College ParK. All these have been established in 19£8 and
the latter two are the only ones at College Park now.
The Three Rosenfield brothers have been at College
Park off and on since 1918. They leased one of the ware-
houses and built one themselves. They have bought a lot
of war and other airplane equipment and are running a sal-
vage market. Details of their future plans are not public.
Suffiiii^uiiMTARY FACTS CONCERNING THE FIELD
ine field, at College Park for many years has
been under two general ownerships. About one-third which
was recently sub-divided is the wewme^ Estate, owned by
the late Mr. Newman; the other two-thirds is known as itrupp's
addition to College ParK, which is subdivided and owned by
many persons. The field contains seventy-five seres. The
leases from Mr. Newman were given in order named to Post
Qj r'ice Department froi 1, 1918 to Jan. 1. 1982: Hem
Berliner from Jan. 1, 1922 to Jan, 1, 1928. Mr. Berliner
sublet from the Post Office Department through Mr. Newman
in 1921. Un Sept. 1, 1926 the Department of Commerce filed
their lease. Before Sept. 1, 1926 they sublet from Mr.
Berliner, 'when the Department of Commerce took up their
lease a verbal agreement was made with Mr. Newman that those
who occupied the field should meet with their approval. The
B. and m. airways took out a lease on July 15. 1928 and
numerous training schools for pilots sublet from them as
mentioned before. There are now at College Park four planes
in use, a Travel Air, a Waco, and a Lincoln Page, and the
government test plane, a Fairchild. There are three hangars
now in use. and the field at present is in pood concr.tion.
- VI - ott.Tfi-1 vi pw of tViP l.pndin.' Eield
FTg- g"TT . iiane landing at (Jolleze Park, H£L~
. i/i±i. Meld st Col legs Pai*I i - Plane ready to
ta^e off. U^ote the radio tower in distance)
This thesis is the second part of the history of
the aviation field at College r'ark. The war drew a dis-
tinct line between the two parts, i have attempted in this
thesis to points or i
that .have occurred at College Park since 1918. Most of
my information was obtained by personal interview wi1
,e gentlemen co tied "ield, as little litera-
ture could be foun . it can be seen that since the World

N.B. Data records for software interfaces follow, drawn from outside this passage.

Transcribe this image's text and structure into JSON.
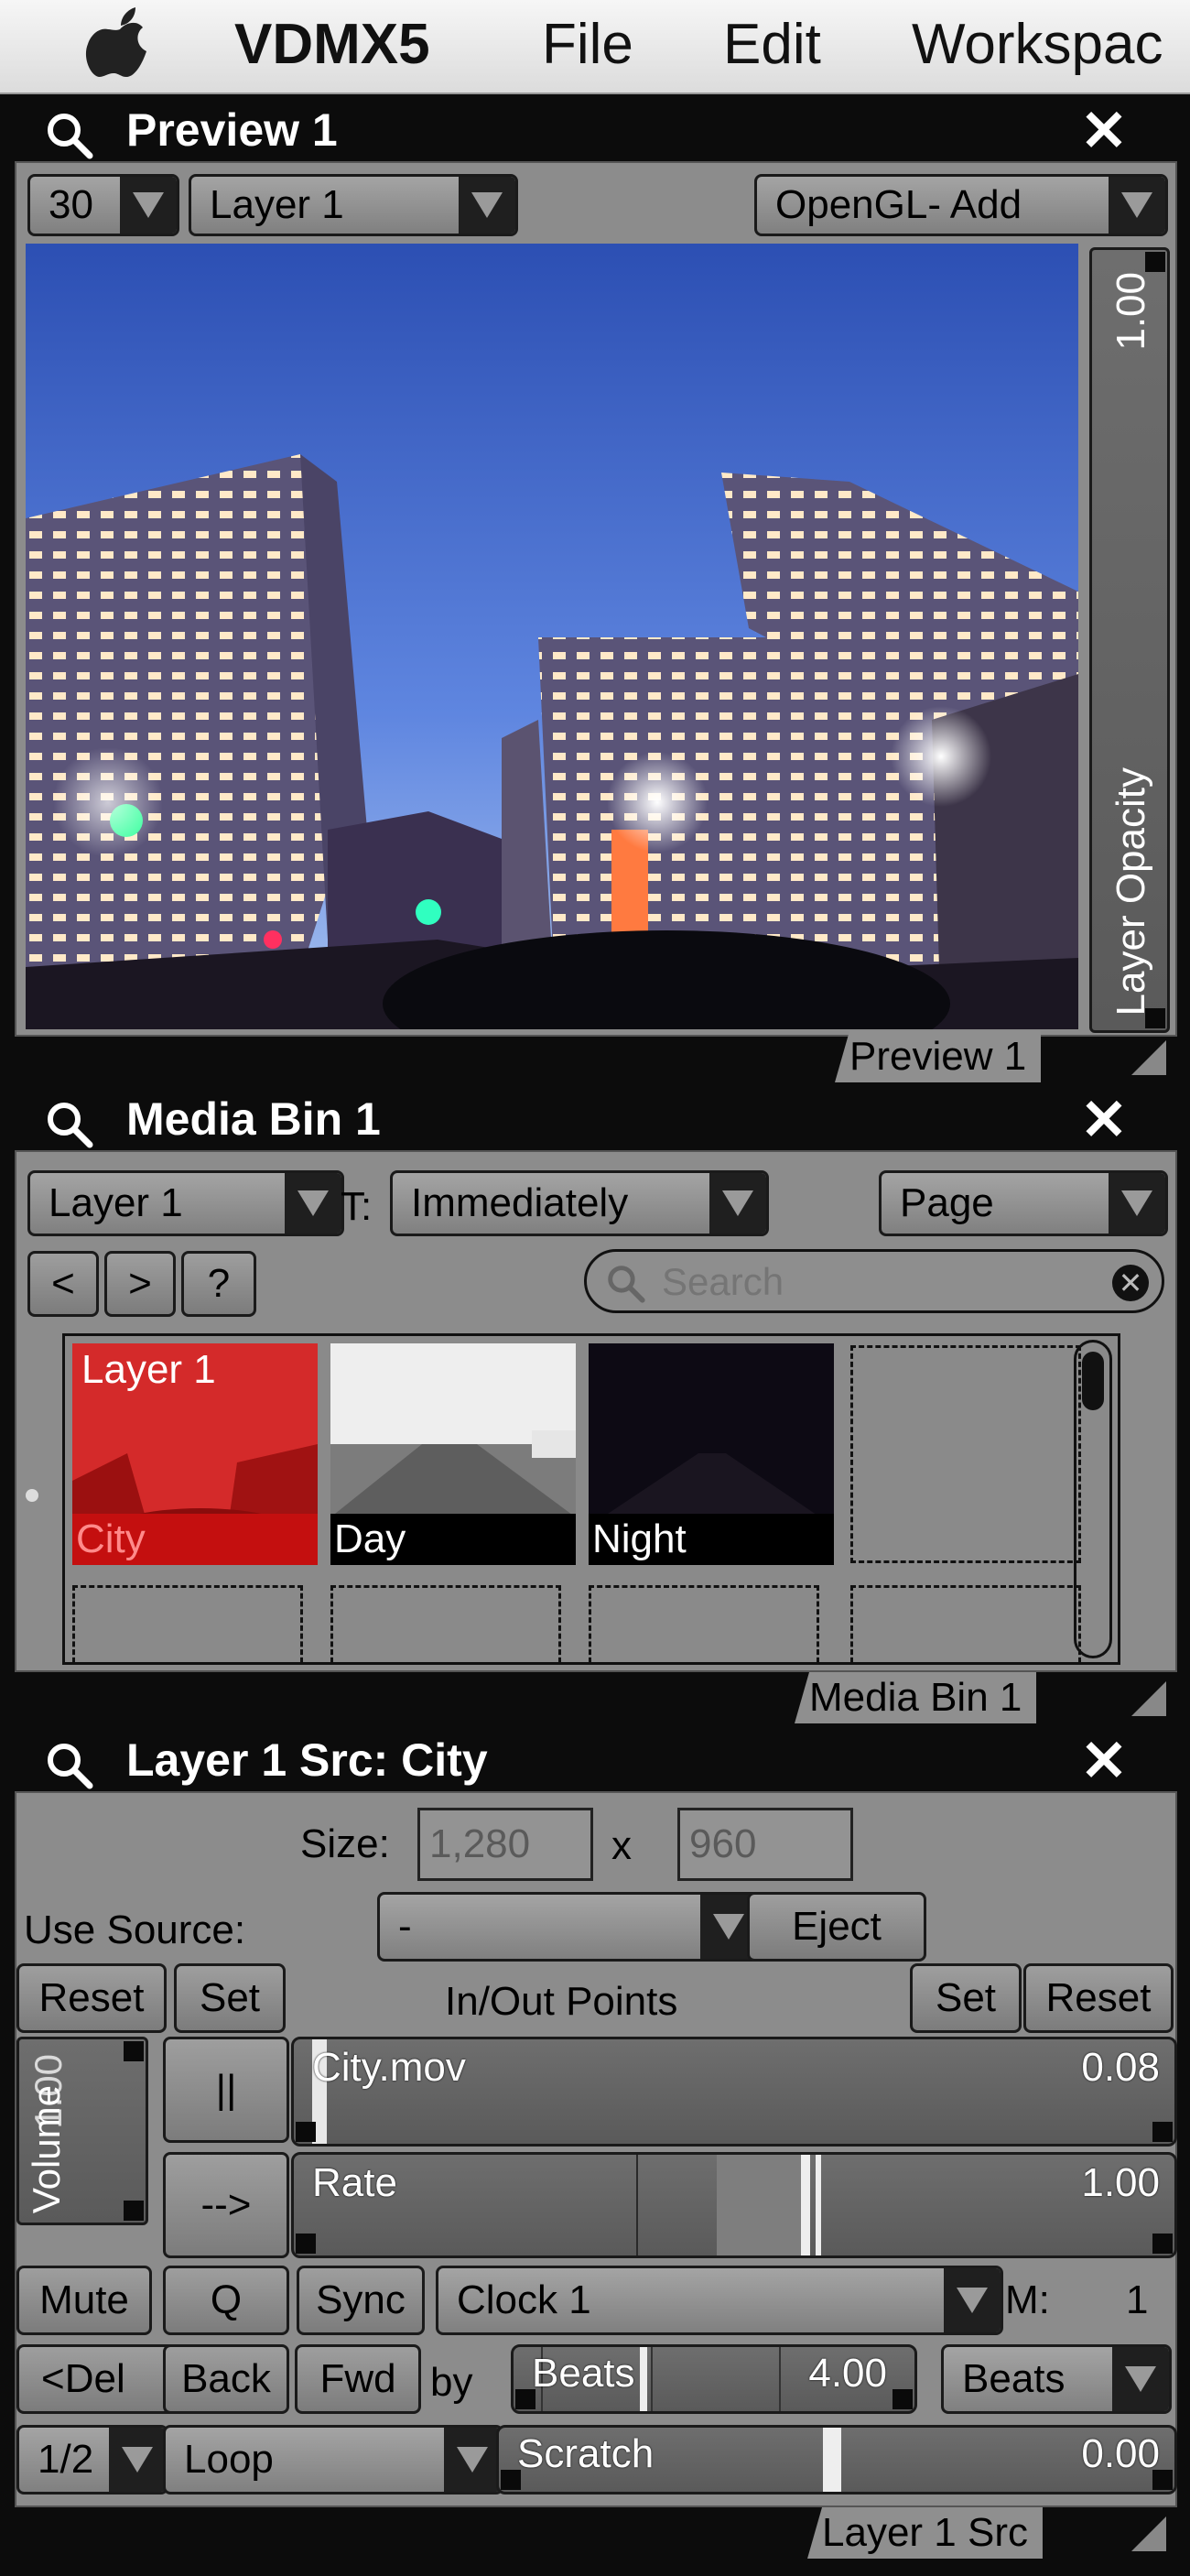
{
  "menubar": {
    "app_name": "VDMX5",
    "items": [
      "File",
      "Edit",
      "Workspac"
    ]
  },
  "preview": {
    "title": "Preview 1",
    "fps": "30",
    "layer": "Layer 1",
    "blend_mode": "OpenGL- Add",
    "opacity_value": "1.00",
    "opacity_label": "Layer Opacity",
    "opacity_level": 1.0,
    "tab": "Preview 1"
  },
  "media_bin": {
    "title": "Media Bin 1",
    "layer": "Layer 1",
    "trigger_label": "T:",
    "trigger_mode": "Immediately",
    "page_popup": "Page",
    "nav_prev": "<",
    "nav_next": ">",
    "help": "?",
    "search_placeholder": "Search",
    "tiles": [
      {
        "name": "City",
        "layer_badge": "Layer 1",
        "active": true
      },
      {
        "name": "Day",
        "active": false
      },
      {
        "name": "Night",
        "active": false
      }
    ],
    "tab": "Media Bin 1"
  },
  "layer_src": {
    "title": "Layer 1 Src: City",
    "size_label": "Size:",
    "width": "1,280",
    "x_label": "x",
    "height": "960",
    "use_source_label": "Use Source:",
    "use_source_value": "-",
    "eject": "Eject",
    "reset_left": "Reset",
    "set_left": "Set",
    "inout_label": "In/Out Points",
    "set_right": "Set",
    "reset_right": "Reset",
    "volume_label": "Volume",
    "volume_value": "1.00",
    "pause": "||",
    "play": "-->",
    "clip_name": "City.mov",
    "clip_position": "0.08",
    "rate_label": "Rate",
    "rate_value": "1.00",
    "mute": "Mute",
    "q": "Q",
    "sync": "Sync",
    "clock": "Clock 1",
    "m_label": "M:",
    "m_value": "1",
    "del": "<Del",
    "back": "Back",
    "fwd": "Fwd",
    "by": "by",
    "beats_label": "Beats",
    "beats_value": "4.00",
    "beats_popup": "Beats",
    "half": "1/2",
    "loop": "Loop",
    "scratch_label": "Scratch",
    "scratch_value": "0.00",
    "tab": "Layer 1 Src"
  }
}
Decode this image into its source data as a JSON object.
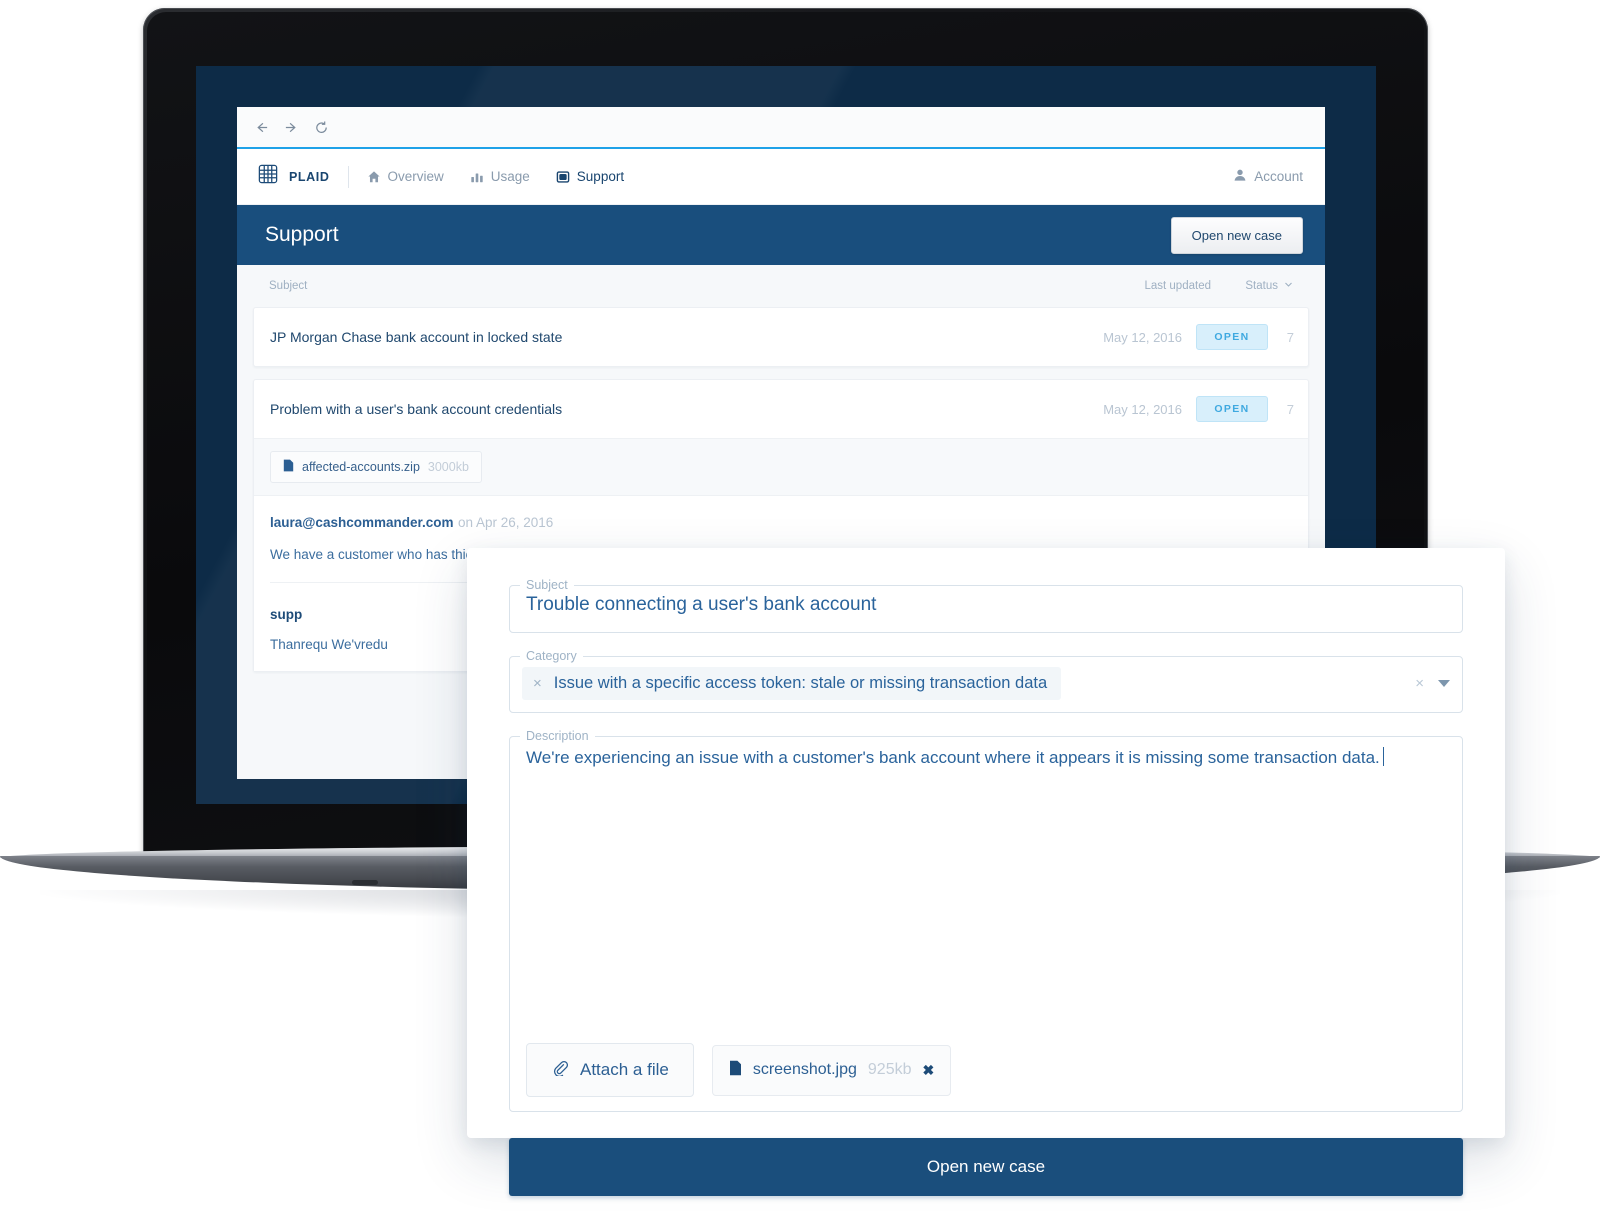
{
  "browser": {
    "back_icon": "arrow-left-icon",
    "forward_icon": "arrow-right-icon",
    "reload_icon": "reload-icon"
  },
  "app_header": {
    "logo_icon": "plaid-knot-logo-icon",
    "brand": "PLAID",
    "nav": [
      {
        "label": "Overview",
        "icon": "home-icon",
        "active": false
      },
      {
        "label": "Usage",
        "icon": "bar-chart-icon",
        "active": false
      },
      {
        "label": "Support",
        "icon": "inbox-icon",
        "active": true
      }
    ],
    "account": {
      "label": "Account",
      "icon": "user-icon"
    }
  },
  "page": {
    "title": "Support",
    "open_case_button": "Open new case",
    "columns": {
      "subject": "Subject",
      "last_updated": "Last updated",
      "status": "Status",
      "status_caret": "chevron-down-icon"
    },
    "cases": [
      {
        "subject": "JP Morgan Chase bank account in locked state",
        "last_updated": "May 12, 2016",
        "status": "OPEN",
        "count": "7"
      },
      {
        "subject": "Problem with a user's bank account credentials",
        "last_updated": "May 12, 2016",
        "status": "OPEN",
        "count": "7",
        "attachment": {
          "name": "affected-accounts.zip",
          "size": "3000kb",
          "icon": "file-icon"
        },
        "messages": [
          {
            "from": "laura@cashcommander.com",
            "when": "on Apr 26, 2016",
            "body": "We have a customer who has thier bank account many times. I checked yesterday for the following access token and got an there"
          },
          {
            "from": "supp",
            "body": "Thanrequ We'vredu"
          }
        ]
      }
    ]
  },
  "modal": {
    "subject": {
      "legend": "Subject",
      "value": "Trouble connecting a user's bank account",
      "placeholder": "Subject"
    },
    "category": {
      "legend": "Category",
      "selected": "Issue with a specific access token: stale or missing transaction data",
      "remove_tag_icon": "close-x-icon",
      "clear_icon": "clear-x-icon",
      "dropdown_icon": "chevron-down-icon"
    },
    "description": {
      "legend": "Description",
      "value": "We're experiencing an issue with a customer's bank account where it appears it is missing some transaction data.",
      "placeholder": "Description"
    },
    "attach_button": {
      "label": "Attach a file",
      "icon": "paperclip-icon"
    },
    "attachment": {
      "name": "screenshot.jpg",
      "size": "925kb",
      "icon": "file-icon",
      "remove_icon": "close-x-icon"
    },
    "submit_button": "Open new case"
  },
  "colors": {
    "brand_navy": "#194e7d",
    "accent_blue": "#1fa2e8",
    "badge_bg": "#d8effb",
    "badge_text": "#3fa9e0",
    "screen_bg": "#0d2b47",
    "text_blue": "#2a639b"
  }
}
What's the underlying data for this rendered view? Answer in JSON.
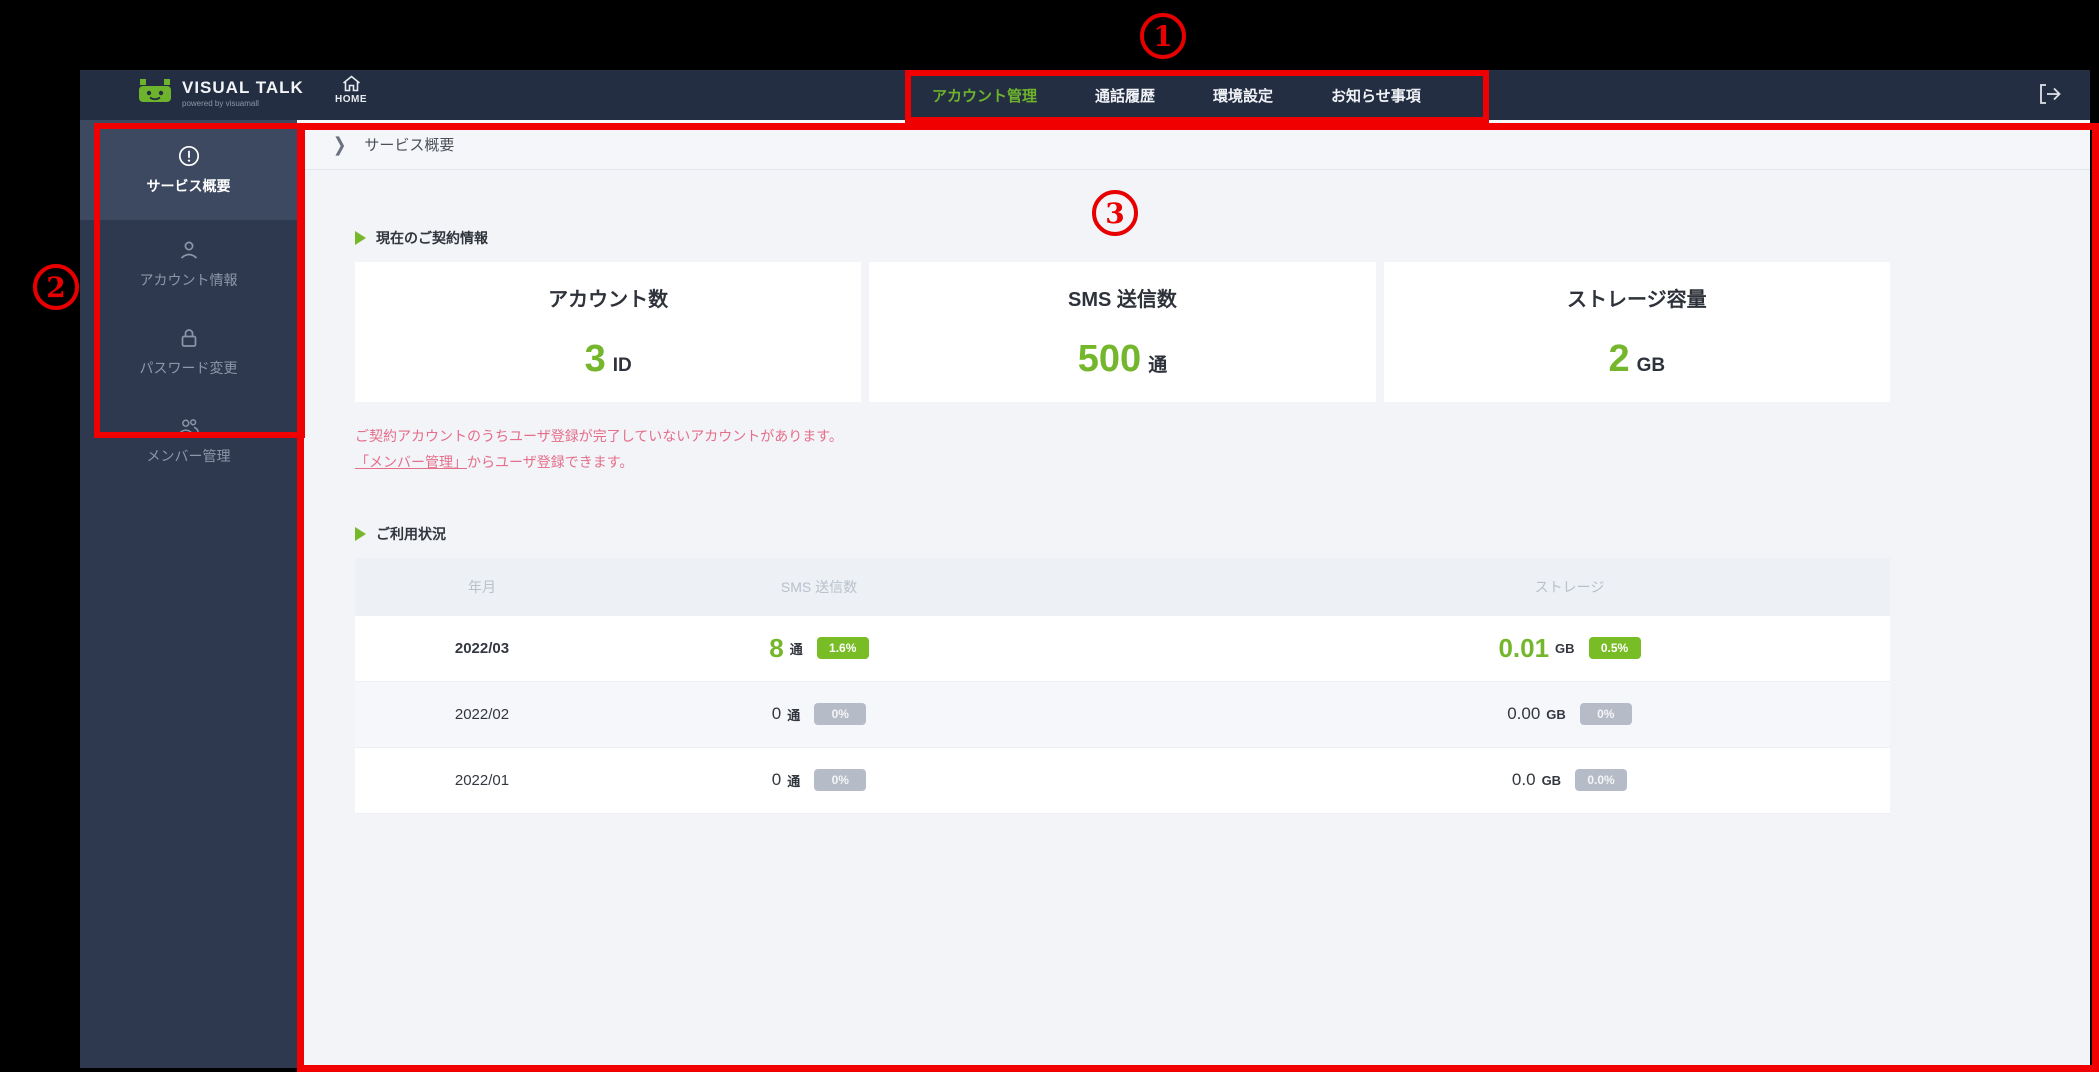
{
  "topbar": {
    "logo_title": "VISUAL TALK",
    "logo_subtitle": "powered by visuamall",
    "home_label": "HOME",
    "nav_items": [
      {
        "label": "アカウント管理",
        "active": true
      },
      {
        "label": "通話履歴",
        "active": false
      },
      {
        "label": "環境設定",
        "active": false
      },
      {
        "label": "お知らせ事項",
        "active": false
      }
    ]
  },
  "sidebar": {
    "items": [
      {
        "label": "サービス概要",
        "icon": "info-circle-icon",
        "active": true
      },
      {
        "label": "アカウント情報",
        "icon": "person-icon",
        "active": false
      },
      {
        "label": "パスワード変更",
        "icon": "lock-icon",
        "active": false
      },
      {
        "label": "メンバー管理",
        "icon": "people-icon",
        "active": false
      }
    ]
  },
  "main": {
    "breadcrumb": "サービス概要",
    "contract_section": {
      "title": "現在のご契約情報",
      "cards": [
        {
          "label": "アカウント数",
          "value": "3",
          "unit": "ID"
        },
        {
          "label": "SMS 送信数",
          "value": "500",
          "unit": "通"
        },
        {
          "label": "ストレージ容量",
          "value": "2",
          "unit": "GB"
        }
      ],
      "warning_line1": "ご契約アカウントのうちユーザ登録が完了していないアカウントがあります。",
      "warning_link": "「メンバー管理」",
      "warning_line2_rest": "からユーザ登録できます。"
    },
    "usage_section": {
      "title": "ご利用状況",
      "table": {
        "headers": [
          "年月",
          "SMS 送信数",
          "ストレージ"
        ],
        "rows": [
          {
            "month": "2022/03",
            "sms_value": "8",
            "sms_unit": "通",
            "sms_pct": "1.6%",
            "storage_value": "0.01",
            "storage_unit": "GB",
            "storage_pct": "0.5%",
            "highlight": true
          },
          {
            "month": "2022/02",
            "sms_value": "0",
            "sms_unit": "通",
            "sms_pct": "0%",
            "storage_value": "0.00",
            "storage_unit": "GB",
            "storage_pct": "0%",
            "highlight": false
          },
          {
            "month": "2022/01",
            "sms_value": "0",
            "sms_unit": "通",
            "sms_pct": "0%",
            "storage_value": "0.0",
            "storage_unit": "GB",
            "storage_pct": "0.0%",
            "highlight": false
          }
        ]
      }
    }
  },
  "annotations": {
    "label1": "1",
    "label2": "2",
    "label3": "3",
    "box_color": "#f00000"
  },
  "colors": {
    "accent_green": "#74b62c",
    "badge_green": "#79bd26",
    "badge_gray": "#b6bcc7",
    "warning_pink": "#e56e8a",
    "topbar_bg": "#232e42",
    "sidebar_bg": "#2e3950",
    "content_bg": "#f2f4f8"
  }
}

V -• this has been in :nost cases
'research field, ana that putting these two histor
field at Coixege ir'ark has had an active
3 ad vane Lon.
Joseph S. Bdgerton: aeronautic writer for the Washington
J, C. Eagerton:
Washington, D. u. Pioneer sir mail
aviator at College Park.
J. H. ^cj_±inger and Haraden Pratt. Development of Radio
Aids to Navigation.
Bureau of standards Paper. Nov. 6, 1928. Aircraft Radio
Beacon Development by the .bureau of
J. i). Bellinger:
Henry A. Berliner
Radio Department. Bureau of Standards
Washington, D. C,
Dynamometer Laboratory. Bureau of
Standards, Washington, D. C.
Washington, D. C.
shoemaker Real estate Co., Washington, DC.
i had persona] interviews with Mr. Joseph nidgerton,
Mr. J. U. Edgerton, Mr. T. Neil, Mr. henry A. Berliner,
and Mr. Edgar Turner.